Advanced Search
MyIDEAS: Login to save this article or follow this journal

Predicting climate change effects on agriculture from ecological niche modeling: who profits, who loses?

Contents:

Author Info

  • Jan Beck

    ()

Registered author(s):

    Abstract

    The susceptibility of agriculture to changing environmental conditions is arguably the most dangerous short-term consequence of climate change, and predictions on the geography of changes will be useful for implementing mitigation strategies. Ecological niche modeling (ENM) is a technique used to relate presence records of species to environmental variables. By extrapolation, ENM maps the suitability of a landscape for the species in question. Recently, ENM was successfully applied to predict the geographic distribution of agriculture. Using climate and soil conditions as predictor variables, agricultural suitability was mapped across the Old World. Here, I present analogous ENM-based maps of the suitability for agriculture under climate change scenarios for the year 2050. Deviations of predicted scenarios from a current conditions model were analyzed by (1) comparing relative average change across regions, and (2) by relating country-wide changes to the data indicative of the wealth of nations. The findings indicate that different regions vary considerably in whether they win or lose in agricultural suitability, even if average change across the entire study region is small. A positive relationship between the wealth of nations and change in agriculture conditions was found, but variability around this trend was high. Parts of Africa, Europe and southern and eastern Asia were predicted to be particularly negatively affected, while north-eastern Europe, among other regions, can expect more favorable conditions for agriculture. The results are presented as an independent “second opinion” to previously published, more complex forecasts on agricultural productivity and food supply variability due to climatic change, which were based on fitting environmental variables to yield statistics. Copyright Springer Science+Business Media B.V. 2013

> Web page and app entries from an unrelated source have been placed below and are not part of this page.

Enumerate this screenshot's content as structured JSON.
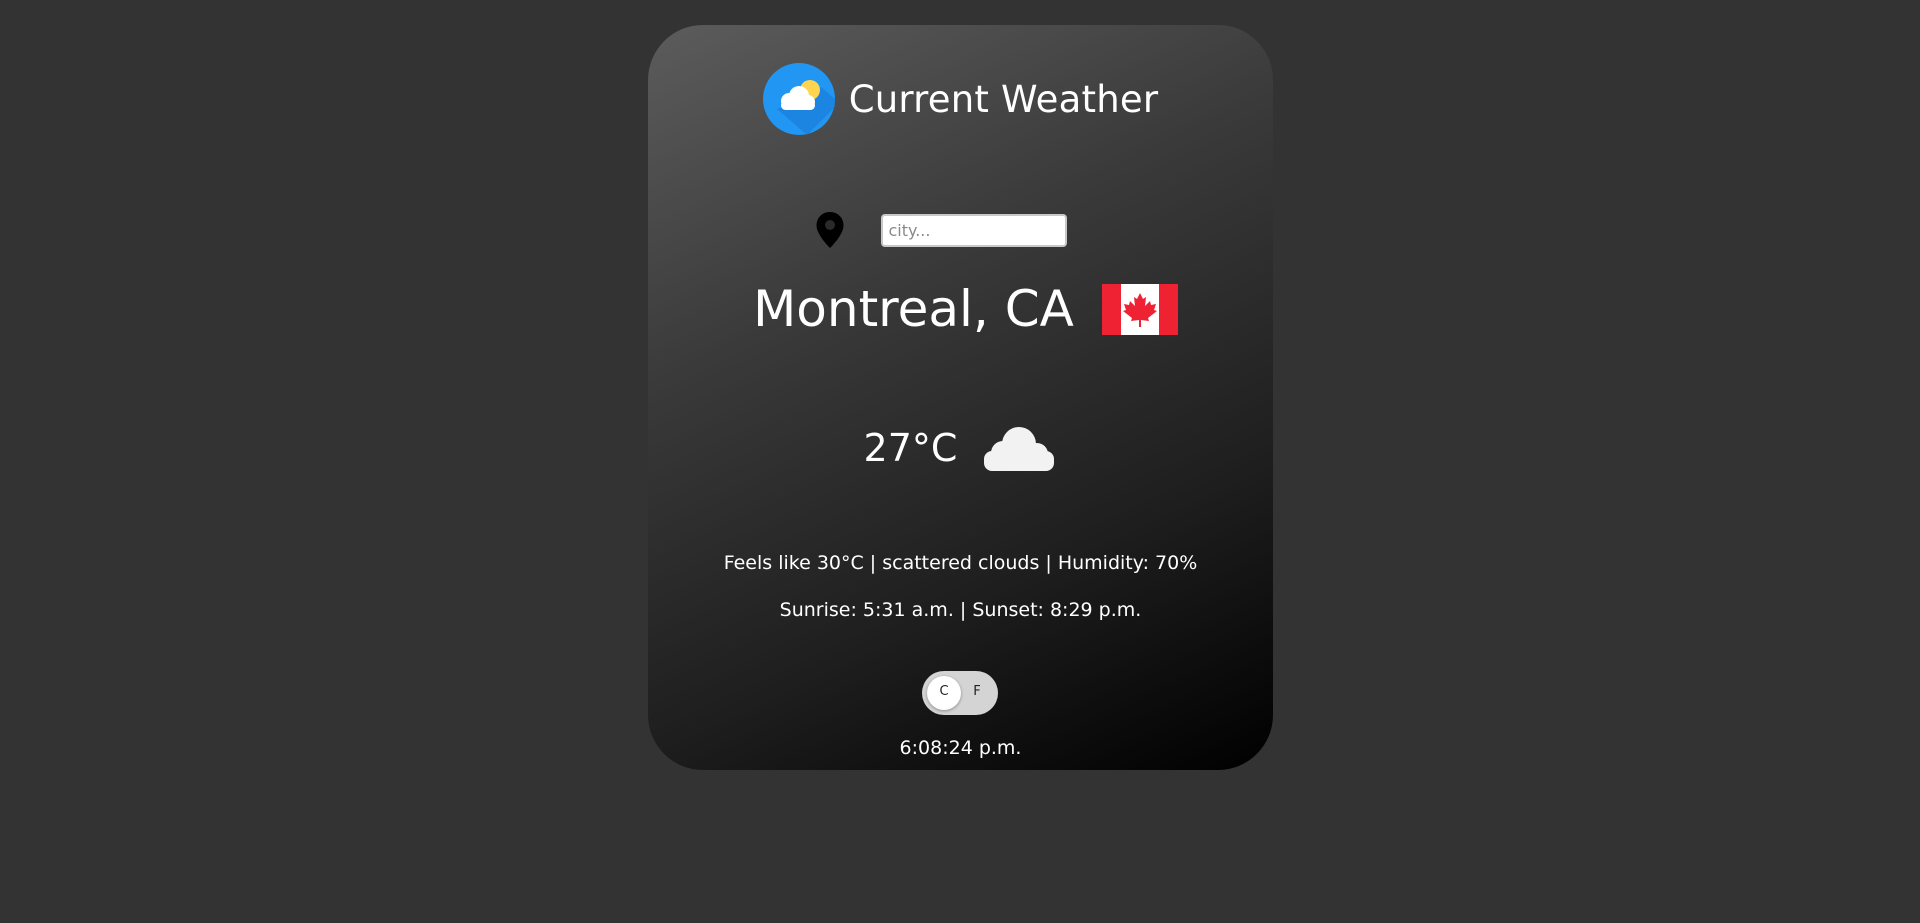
{
  "app": {
    "title": "Current Weather",
    "logo_icon": "partly-cloudy-icon"
  },
  "search": {
    "placeholder": "city...",
    "value": "",
    "icon": "location-pin-icon"
  },
  "location": {
    "name": "Montreal, CA",
    "flag_icon": "canada-flag-icon"
  },
  "weather": {
    "temperature": "27°C",
    "condition_icon": "cloud-icon",
    "details": "Feels like 30°C | scattered clouds | Humidity: 70%",
    "sun_times": "Sunrise: 5:31 a.m. | Sunset: 8:29 p.m."
  },
  "unit_toggle": {
    "celsius_label": "C",
    "fahrenheit_label": "F",
    "selected": "C"
  },
  "clock": {
    "time": "6:08:24 p.m."
  },
  "colors": {
    "page_background": "#333333",
    "card_gradient_start": "#5c5c5c",
    "card_gradient_end": "#000000",
    "logo_blue": "#2196f3",
    "sun_yellow": "#ffd54f",
    "flag_red": "#ee2233",
    "toggle_track": "#d4d4d4"
  }
}
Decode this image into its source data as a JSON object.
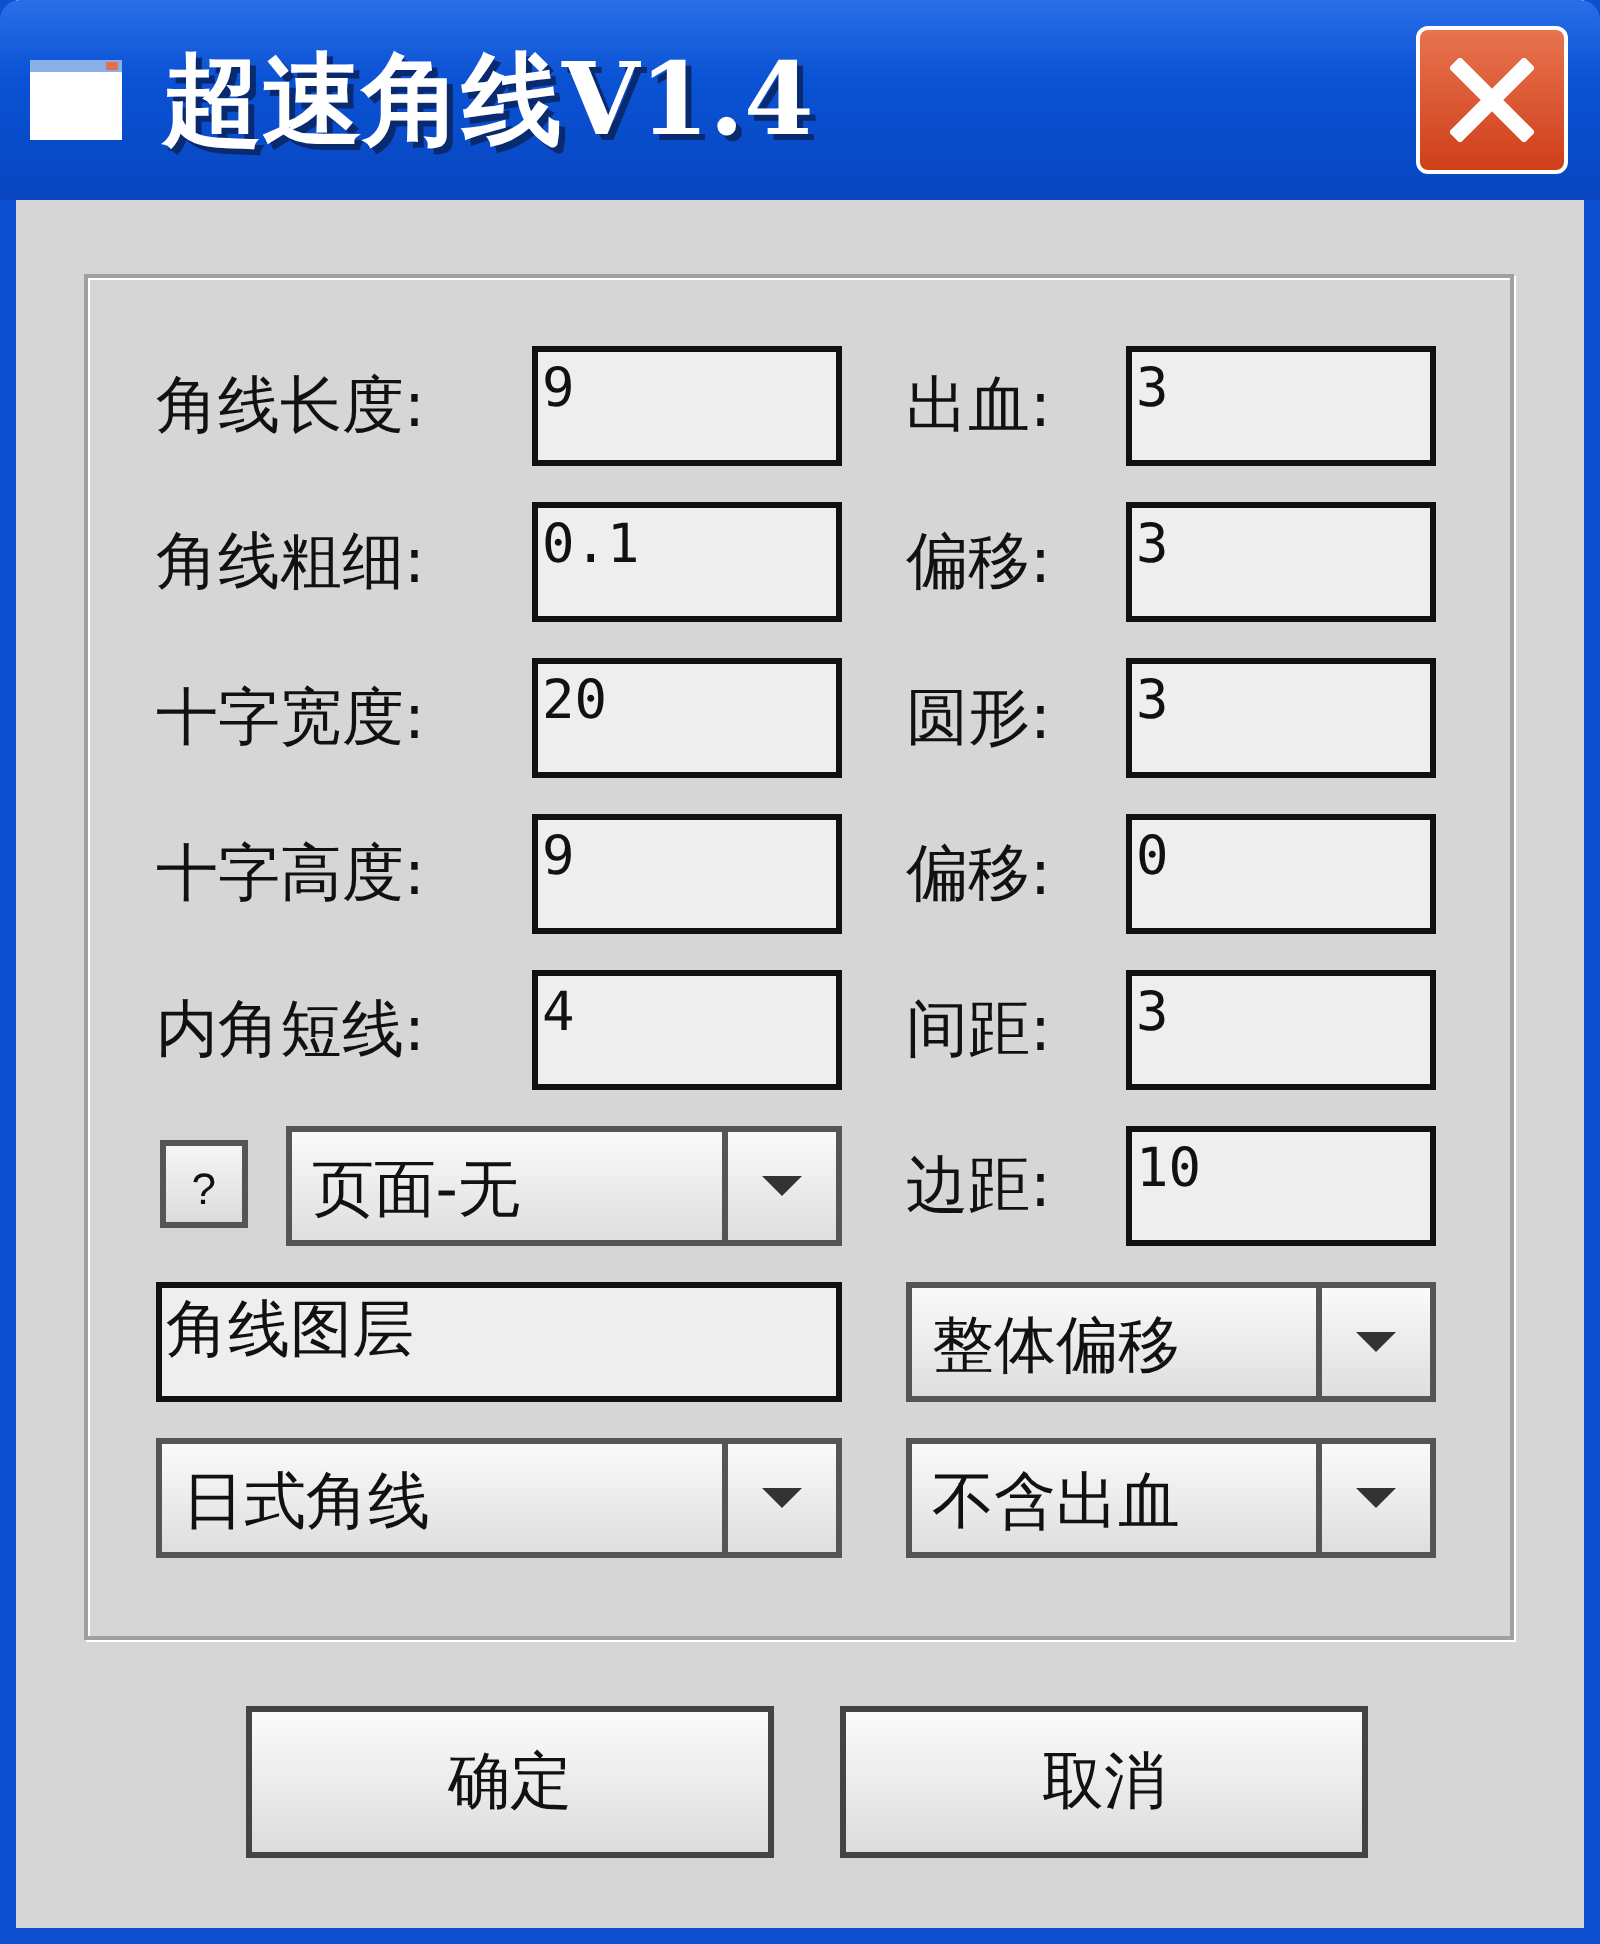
{
  "window": {
    "title": "超速角线V1.4"
  },
  "left_fields": [
    {
      "label": "角线长度:",
      "value": "9"
    },
    {
      "label": "角线粗细:",
      "value": "0.1"
    },
    {
      "label": "十字宽度:",
      "value": "20"
    },
    {
      "label": "十字高度:",
      "value": "9"
    },
    {
      "label": "内角短线:",
      "value": "4"
    }
  ],
  "right_fields": [
    {
      "label": "出血:",
      "value": "3"
    },
    {
      "label": "偏移:",
      "value": "3"
    },
    {
      "label": "圆形:",
      "value": "3"
    },
    {
      "label": "偏移:",
      "value": "0"
    },
    {
      "label": "间距:",
      "value": "3"
    },
    {
      "label": "边距:",
      "value": "10"
    }
  ],
  "help_button": "?",
  "page_dropdown": {
    "value": "页面-无"
  },
  "layer_field": {
    "value": "角线图层"
  },
  "offset_dropdown": {
    "value": "整体偏移"
  },
  "style_dropdown": {
    "value": "日式角线"
  },
  "bleed_dropdown": {
    "value": "不含出血"
  },
  "buttons": [
    "确定",
    "取消"
  ]
}
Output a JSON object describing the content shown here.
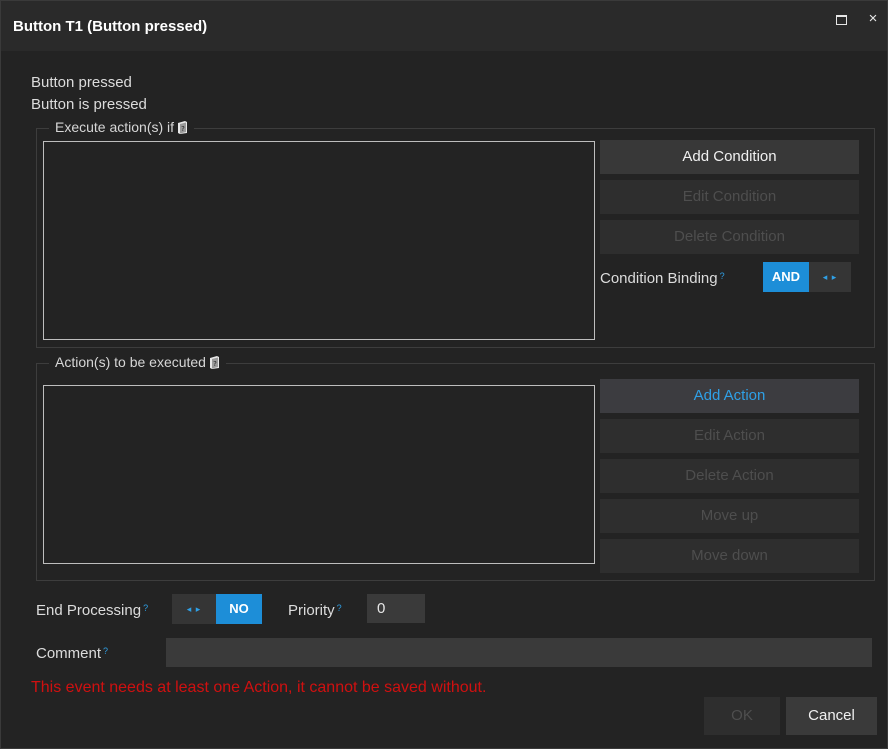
{
  "window": {
    "title": "Button T1 (Button pressed)",
    "maximize_icon": "maximize-icon",
    "close_label": "×"
  },
  "event": {
    "name": "Button pressed",
    "description": "Button is pressed"
  },
  "conditions_group": {
    "legend": "Execute action(s) if",
    "buttons": {
      "add": "Add Condition",
      "edit": "Edit Condition",
      "delete": "Delete Condition"
    },
    "binding_label": "Condition Binding",
    "binding_value": "AND",
    "binding_arrows": "◂ ▸"
  },
  "actions_group": {
    "legend": "Action(s) to be executed",
    "buttons": {
      "add": "Add Action",
      "edit": "Edit Action",
      "delete": "Delete Action",
      "move_up": "Move up",
      "move_down": "Move down"
    }
  },
  "options": {
    "end_processing_label": "End Processing",
    "end_processing_arrows": "◂ ▸",
    "end_processing_value": "NO",
    "priority_label": "Priority",
    "priority_value": "0",
    "comment_label": "Comment",
    "comment_value": "",
    "help_mark": "?"
  },
  "error_message": "This event needs at least one Action, it cannot be saved without.",
  "footer": {
    "ok_label": "OK",
    "cancel_label": "Cancel"
  },
  "colors": {
    "accent": "#1d8ed8",
    "accent_text": "#2fa0e6",
    "error": "#d01010",
    "background": "#232323"
  }
}
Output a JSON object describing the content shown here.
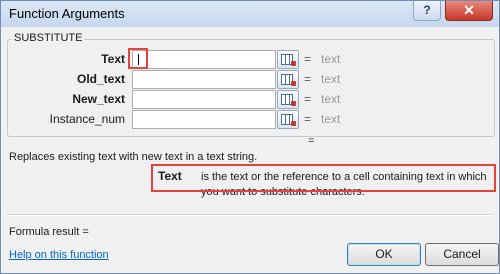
{
  "window": {
    "title": "Function Arguments",
    "help_glyph": "?",
    "close_glyph": "✕"
  },
  "function": {
    "name": "SUBSTITUTE"
  },
  "arguments": [
    {
      "label": "Text",
      "value": "",
      "result": "text"
    },
    {
      "label": "Old_text",
      "value": "",
      "result": "text"
    },
    {
      "label": "New_text",
      "value": "",
      "result": "text"
    },
    {
      "label": "Instance_num",
      "value": "",
      "result": "text"
    }
  ],
  "equals": "=",
  "result_equals": "=",
  "description": "Replaces existing text with new text in a text string.",
  "arg_help": {
    "name": "Text",
    "text": "is the text or the reference to a cell containing text in which you want to substitute characters."
  },
  "formula_result": "Formula result =",
  "help_link": "Help on this function",
  "buttons": {
    "ok": "OK",
    "cancel": "Cancel"
  },
  "highlight_color": "#e0443a"
}
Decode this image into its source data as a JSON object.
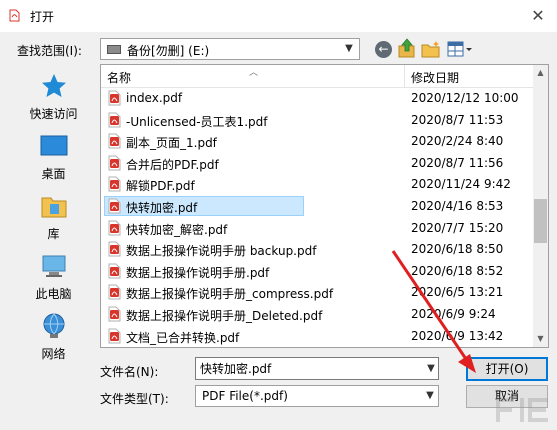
{
  "window": {
    "title": "打开",
    "close_glyph": "✕"
  },
  "toolbar": {
    "lookin_label": "查找范围(I):",
    "lookin_value": "备份[勿删] (E:)",
    "back_glyph": "←"
  },
  "places": [
    {
      "label": "快速访问",
      "icon": "star-icon"
    },
    {
      "label": "桌面",
      "icon": "desktop-icon"
    },
    {
      "label": "库",
      "icon": "library-icon"
    },
    {
      "label": "此电脑",
      "icon": "computer-icon"
    },
    {
      "label": "网络",
      "icon": "network-icon"
    }
  ],
  "filelist": {
    "columns": {
      "name": "名称",
      "date": "修改日期"
    },
    "files": [
      {
        "name": "index.pdf",
        "date": "2020/12/12 10:00"
      },
      {
        "name": "-Unlicensed-员工表1.pdf",
        "date": "2020/8/7 11:53"
      },
      {
        "name": "副本_页面_1.pdf",
        "date": "2020/2/24 8:40"
      },
      {
        "name": "合并后的PDF.pdf",
        "date": "2020/8/7 11:56"
      },
      {
        "name": "解锁PDF.pdf",
        "date": "2020/11/24 9:42"
      },
      {
        "name": "快转加密.pdf",
        "date": "2020/4/16 8:53",
        "selected": true
      },
      {
        "name": "快转加密_解密.pdf",
        "date": "2020/7/7 15:20"
      },
      {
        "name": "数据上报操作说明手册 backup.pdf",
        "date": "2020/6/18 8:50"
      },
      {
        "name": "数据上报操作说明手册.pdf",
        "date": "2020/6/18 8:52"
      },
      {
        "name": "数据上报操作说明手册_compress.pdf",
        "date": "2020/6/5 13:21"
      },
      {
        "name": "数据上报操作说明手册_Deleted.pdf",
        "date": "2020/6/9 9:24"
      },
      {
        "name": "文档_已合并转换.pdf",
        "date": "2020/6/9 13:42"
      }
    ]
  },
  "bottom": {
    "filename_label": "文件名(N):",
    "filename_value": "快转加密.pdf",
    "filetype_label": "文件类型(T):",
    "filetype_value": "PDF File(*.pdf)",
    "open_label": "打开(O)",
    "cancel_label": "取消"
  },
  "colors": {
    "selection": "#cce8ff",
    "accent": "#0078d7",
    "annotation": "#e02020",
    "pdf_red": "#d9352b"
  }
}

    Download Info

    If you experience problems downloading a file, check if you have the proper application to view it first. In case of further problems read the IDEAS help page. Note that these files are not on the IDEAS site. Please be patient as the files may be large.
    File URL: http://hdl.handle.net/10.1007/s10584-012-0481-x
    Download Restriction: Access to full text is restricted to subscribers.

    As the access to this document is restricted, you may want to look for a different version under "Related research" (further below) or search for a different version of it.

    Bibliographic Info

    Article provided by Springer in its journal Climatic Change.

    Volume (Year): 116 (2013)
    Issue (Month): 2 (January)
    Pages: 177-189

    as in new window
    Handle: RePEc:spr:climat:v:116:y:2013:i:2:p:177-189

    Contact details of provider:
    Web page: http://www.springer.com/economics/journal/10584

    Order Information:
    Web: http://link.springer.de/orders.htm

    Related research

    Keywords:

    References

    No references listed on IDEAS
    You can help add them by filling out this form.

    Citations

    Citations are extracted by the CitEc Project, subscribe to its RSS feed for this item.
    as in new window

    Cited by:
    1. Marcelo Sthel & José Glauco Tostes & Juliana Tavares, 2013. "Sustainable Complex Triangular Cells for the Evaluation of CO 2 Emissions by Individuals instead of Nations in a Scenario for 2030," Sustainability, MDPI, Open Access Journal, vol. 5(5), pages 1944-1959, May.

    Lists

    This item is not listed on Wikipedia, on a reading list or among the top items on IDEAS.

    Statistics

    Access and download statistics

    Corrections

    When requesting a correction, please mention this item's handle: RePEc:spr:climat:v:116:y:2013:i:2:p:177-189. See general information about how to correct material in RePEc.

    For technical questions regarding this item, or to correct its authors, title, abstract, bibliographic or download information, contact: (Guenther Eichhorn) or (Christopher F Baum).

    If you have authored this item and are not yet registered with RePEc, we encourage you to do it here. This allows to link your profile to this item. It also allows you to accept potential citations to this item that we are uncertain about.

    If references are entirely missing, you can add them using this form.

    If the full references list an item that is present in RePEc, but the system did not link to it, you can help with this form.

    If you know of missing items citing this one, you can help us creating those links by adding the relevant references in the same way as above, for each refering item. If you are a registered author of this item, you may also want to check the "citations" tab in your profile, as there may be some citations waiting for confirmation.

    Please note that corrections may take a couple of weeks to filter through the various RePEc services.